QUAIL MUTTERINGS #39. Isn’t February Too Early For Spring? (February 6, 2016)

QUAIL MUTTERINGS #39.  Isn’t February Too Early For Spring? (February 6, 2016)

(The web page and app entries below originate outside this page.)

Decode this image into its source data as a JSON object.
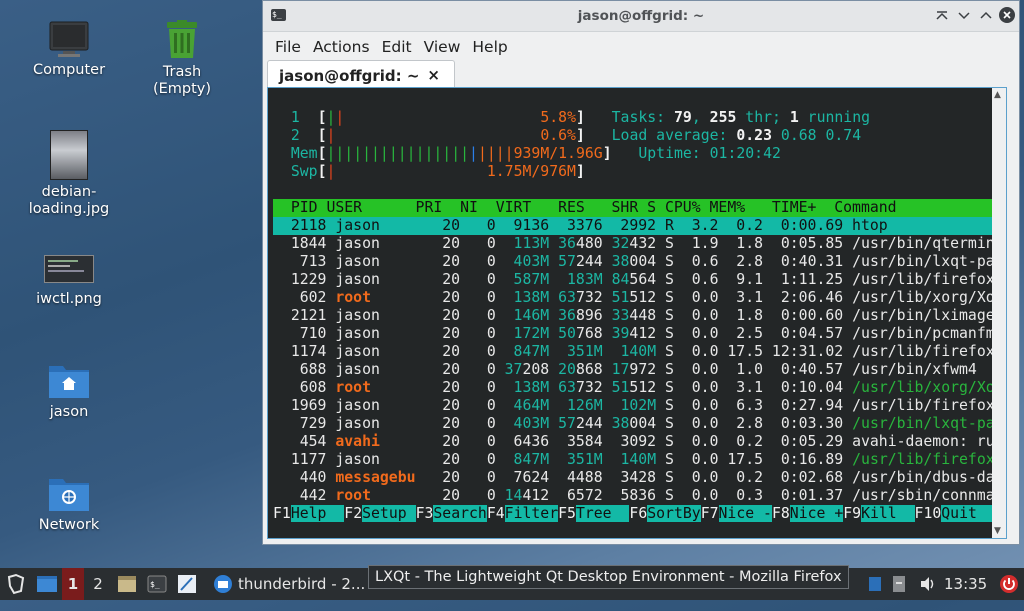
{
  "desktop": {
    "icons": [
      {
        "label": "Computer"
      },
      {
        "label": "Trash\n(Empty)"
      },
      {
        "label": "debian-\nloading.jpg"
      },
      {
        "label": "iwctl.png"
      },
      {
        "label": "jason"
      },
      {
        "label": "Network"
      }
    ]
  },
  "window": {
    "title": "jason@offgrid: ~",
    "menu": [
      "File",
      "Actions",
      "Edit",
      "View",
      "Help"
    ],
    "tab_label": "jason@offgrid: ~",
    "tab_close": "×"
  },
  "htop": {
    "cpu1": {
      "label": "1",
      "value": "5.8%"
    },
    "cpu2": {
      "label": "2",
      "value": "0.6%"
    },
    "mem": {
      "label": "Mem",
      "value": "939M/1.96G"
    },
    "swp": {
      "label": "Swp",
      "value": "1.75M/976M"
    },
    "tasks": {
      "prefix": "Tasks: ",
      "count": "79",
      "sep": ", ",
      "threads": "255",
      "thr": " thr; ",
      "running": "1",
      "running_label": " running"
    },
    "load": {
      "label": "Load average: ",
      "v1": "0.23",
      "v2": "0.68",
      "v3": "0.74"
    },
    "uptime": {
      "label": "Uptime: ",
      "value": "01:20:42"
    },
    "columns": "  PID USER      PRI  NI  VIRT   RES   SHR S CPU% MEM%   TIME+  Command",
    "rows": [
      {
        "pid": "2118",
        "user": "jason",
        "pri": "20",
        "ni": "0",
        "virt": "9136",
        "res": "3376",
        "shr": "2992",
        "s": "R",
        "cpu": "3.2",
        "mem": "0.2",
        "time": "0:00.69",
        "cmd": "htop",
        "selected": true
      },
      {
        "pid": "1844",
        "user": "jason",
        "pri": "20",
        "ni": "0",
        "virt": "113M",
        "res": "36480",
        "shr": "32432",
        "s": "S",
        "cpu": "1.9",
        "mem": "1.8",
        "time": "0:05.85",
        "cmd": "/usr/bin/qtermina"
      },
      {
        "pid": "713",
        "user": "jason",
        "pri": "20",
        "ni": "0",
        "virt": "403M",
        "res": "57244",
        "shr": "38004",
        "s": "S",
        "cpu": "0.6",
        "mem": "2.8",
        "time": "0:40.31",
        "cmd": "/usr/bin/lxqt-pan"
      },
      {
        "pid": "1229",
        "user": "jason",
        "pri": "20",
        "ni": "0",
        "virt": "587M",
        "res": "183M",
        "shr": "84564",
        "s": "S",
        "cpu": "0.6",
        "mem": "9.1",
        "time": "1:11.25",
        "cmd": "/usr/lib/firefox-"
      },
      {
        "pid": "602",
        "user": "root",
        "pri": "20",
        "ni": "0",
        "virt": "138M",
        "res": "63732",
        "shr": "51512",
        "s": "S",
        "cpu": "0.0",
        "mem": "3.1",
        "time": "2:06.46",
        "cmd": "/usr/lib/xorg/Xor"
      },
      {
        "pid": "2121",
        "user": "jason",
        "pri": "20",
        "ni": "0",
        "virt": "146M",
        "res": "36896",
        "shr": "33448",
        "s": "S",
        "cpu": "0.0",
        "mem": "1.8",
        "time": "0:00.60",
        "cmd": "/usr/bin/lximage-"
      },
      {
        "pid": "710",
        "user": "jason",
        "pri": "20",
        "ni": "0",
        "virt": "172M",
        "res": "50768",
        "shr": "39412",
        "s": "S",
        "cpu": "0.0",
        "mem": "2.5",
        "time": "0:04.57",
        "cmd": "/usr/bin/pcmanfm-"
      },
      {
        "pid": "1174",
        "user": "jason",
        "pri": "20",
        "ni": "0",
        "virt": "847M",
        "res": "351M",
        "shr": "140M",
        "s": "S",
        "cpu": "0.0",
        "mem": "17.5",
        "time": "12:31.02",
        "cmd": "/usr/lib/firefox-"
      },
      {
        "pid": "688",
        "user": "jason",
        "pri": "20",
        "ni": "0",
        "virt": "37208",
        "res": "20868",
        "shr": "17972",
        "s": "S",
        "cpu": "0.0",
        "mem": "1.0",
        "time": "0:40.57",
        "cmd": "/usr/bin/xfwm4"
      },
      {
        "pid": "608",
        "user": "root",
        "pri": "20",
        "ni": "0",
        "virt": "138M",
        "res": "63732",
        "shr": "51512",
        "s": "S",
        "cpu": "0.0",
        "mem": "3.1",
        "time": "0:10.04",
        "cmd": "/usr/lib/xorg/Xor",
        "thread": true
      },
      {
        "pid": "1969",
        "user": "jason",
        "pri": "20",
        "ni": "0",
        "virt": "464M",
        "res": "126M",
        "shr": "102M",
        "s": "S",
        "cpu": "0.0",
        "mem": "6.3",
        "time": "0:27.94",
        "cmd": "/usr/lib/firefox-"
      },
      {
        "pid": "729",
        "user": "jason",
        "pri": "20",
        "ni": "0",
        "virt": "403M",
        "res": "57244",
        "shr": "38004",
        "s": "S",
        "cpu": "0.0",
        "mem": "2.8",
        "time": "0:03.30",
        "cmd": "/usr/bin/lxqt-pan",
        "thread": true
      },
      {
        "pid": "454",
        "user": "avahi",
        "pri": "20",
        "ni": "0",
        "virt": "6436",
        "res": "3584",
        "shr": "3092",
        "s": "S",
        "cpu": "0.0",
        "mem": "0.2",
        "time": "0:05.29",
        "cmd": "avahi-daemon: run"
      },
      {
        "pid": "1177",
        "user": "jason",
        "pri": "20",
        "ni": "0",
        "virt": "847M",
        "res": "351M",
        "shr": "140M",
        "s": "S",
        "cpu": "0.0",
        "mem": "17.5",
        "time": "0:16.89",
        "cmd": "/usr/lib/firefox-",
        "thread": true
      },
      {
        "pid": "440",
        "user": "messagebu",
        "pri": "20",
        "ni": "0",
        "virt": "7624",
        "res": "4488",
        "shr": "3428",
        "s": "S",
        "cpu": "0.0",
        "mem": "0.2",
        "time": "0:02.68",
        "cmd": "/usr/bin/dbus-dae"
      },
      {
        "pid": "442",
        "user": "root",
        "pri": "20",
        "ni": "0",
        "virt": "14412",
        "res": "6572",
        "shr": "5836",
        "s": "S",
        "cpu": "0.0",
        "mem": "0.3",
        "time": "0:01.37",
        "cmd": "/usr/sbin/connman"
      }
    ],
    "fkeys": [
      {
        "key": "F1",
        "label": "Help  "
      },
      {
        "key": "F2",
        "label": "Setup "
      },
      {
        "key": "F3",
        "label": "Search"
      },
      {
        "key": "F4",
        "label": "Filter"
      },
      {
        "key": "F5",
        "label": "Tree  "
      },
      {
        "key": "F6",
        "label": "SortBy"
      },
      {
        "key": "F7",
        "label": "Nice -"
      },
      {
        "key": "F8",
        "label": "Nice +"
      },
      {
        "key": "F9",
        "label": "Kill  "
      },
      {
        "key": "F10",
        "label": "Quit  "
      }
    ]
  },
  "taskbar": {
    "desktop1": "1",
    "desktop2": "2",
    "task_thunderbird": "thunderbird - 2...",
    "clock": "13:35"
  },
  "tooltip": "LXQt - The Lightweight Qt Desktop Environment - Mozilla Firefox"
}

What? Who says it’s Spring? The birds do! That’s who. Every morning the canyon wrens are singing merrily all around the house. Their melodic, descending trills provide the sound track of a new day dawning. The house finches dart back and forth between their numerous nests in the nooks and crannies of our log cabin and the budding bushes in the yard. I’ve noticed that the squirrels have also decided that winter is over and clamber up and down the granite boulders and in and out of holes in the ground. Life is good.
The other morning Kent and I drove up the hill to get a better view of the planetary alignment, only visible in the night sky shortly before dawn. We got out of the car and stared up at the sky. I stood in awe of how miniscule we really are. These five planets, perfectly aligned, are so far away, but yet are some of our closest neighbors. We are only one of so many planets. The differences and difficulties that we have here, with each other and with different global communities, seem absurd. Don’t they? None of that really matters in the big scheme of things. Gazing upward from the east toward the west there they shimmered. Mercury was the least visible being the closest to the horizon. Venus, a big bright beacon. Saturn. Mars, emitting a reddish hue. And Jupiter, the closest to setting but still hours away. We returned to the morning cacophony surrounding our front porch.
Only last week we had that big winter storm with the crazy winds that knocked out our power for eight hours. I dug out candles, lighting them in groups to provide more light in needed areas. Luckily, I’d made soup the day before and there were enough leftovers to heat on the stove for dinner. A quick open and close of the refrigerator was all that was needed to remove the pot. Not a good idea to let out that ever-so-valuable frigidness necessary to keep our food edible. Then we moved the candles to the living room where a fire burned in the fireplace emitting a soft glow which added to the limited light available. There’s nothing like a power outage to help us put on the brakes and take the time for relaxed conversation. I welcomed and relished the resulting magical ambiance.
A day later, work on our rock tiny house resumed. The building is evolving, taking on a persona of its own. Whereas most construction follows a set of plans and dictated schedules this thing suggests we stop and ponder. That’s fine with me. It’s one of my favorite things to do. It’s also the reason why I’ve changed my mind, more than once, over the desired end product. It’s gone from being just a simple bathroom/kitchenette to adding a small bedroom on the side. The whole thing is less than two-hundred square feet and occupies the site, and one of the rock walls, of my grandmother’s previous abode. The one that the Cedar Fire took away. Now more rock scavenging is needed. We scour the mountainsides for more of “my beauties” as I call them. A friend who’s doing the construction probably worries that I’ll change my mind again, but I am trying to work with each phase that it has progressed to. Sometimes it’s as if the canyon itself is providing the instructions.
These recent evenings, on my nightly excursions outside to whisper my gratitude, I’m enraptured by the eclectic symphony coming from down the creek, toward the pond further down the valley. The bullfrogs’ rhythmic bass, the toads’ melodic counterpoint and the crickets’ steady pulse provide the backdrop for a lone Poorwill singing further up the ridge. I can also hear a Great Horned Owl and a Western Screech-Owl on opposite walls of the canyon. The boulders shine magically in the moonlight and I am, once again, filled with reverence for all this life around me and my place in it.
Tomorrow will dawn a new day in which the Dance Centre will rehearse for our upcoming story ballet: A Star Studded Tea Party. It’s not a traditional tale, but one that is evolving. Similar to the way that the tiny house has come along. Between the advanced dancers and me collaborating together, it’s grown into a birthday party for Alice (in Wonderland). The Cheshire cat, the white rabbit, and the mad hatter all show up. And, of course, the big bad wolf. Why not, right? If you’d like to check out our twisty tale then come on over to the Performing Arts Center at Olive Peirce Middle School at 6:30 PM on April 15th. Don’t worry. The date’s easy to remember. It’s tax day!

Chi Varnado is a contributing writer for The San Diego Reader. Her memoir, A CANYON TRILOGY: Life Before, During and After the Cedar Fire and her children’s book, The Tale of Broken Tail are available on www.amazon.com. Chi directs the Ramona Dance Centre. Her collection of essays, Quail Mutterings, can be found on www.chivarnado.com.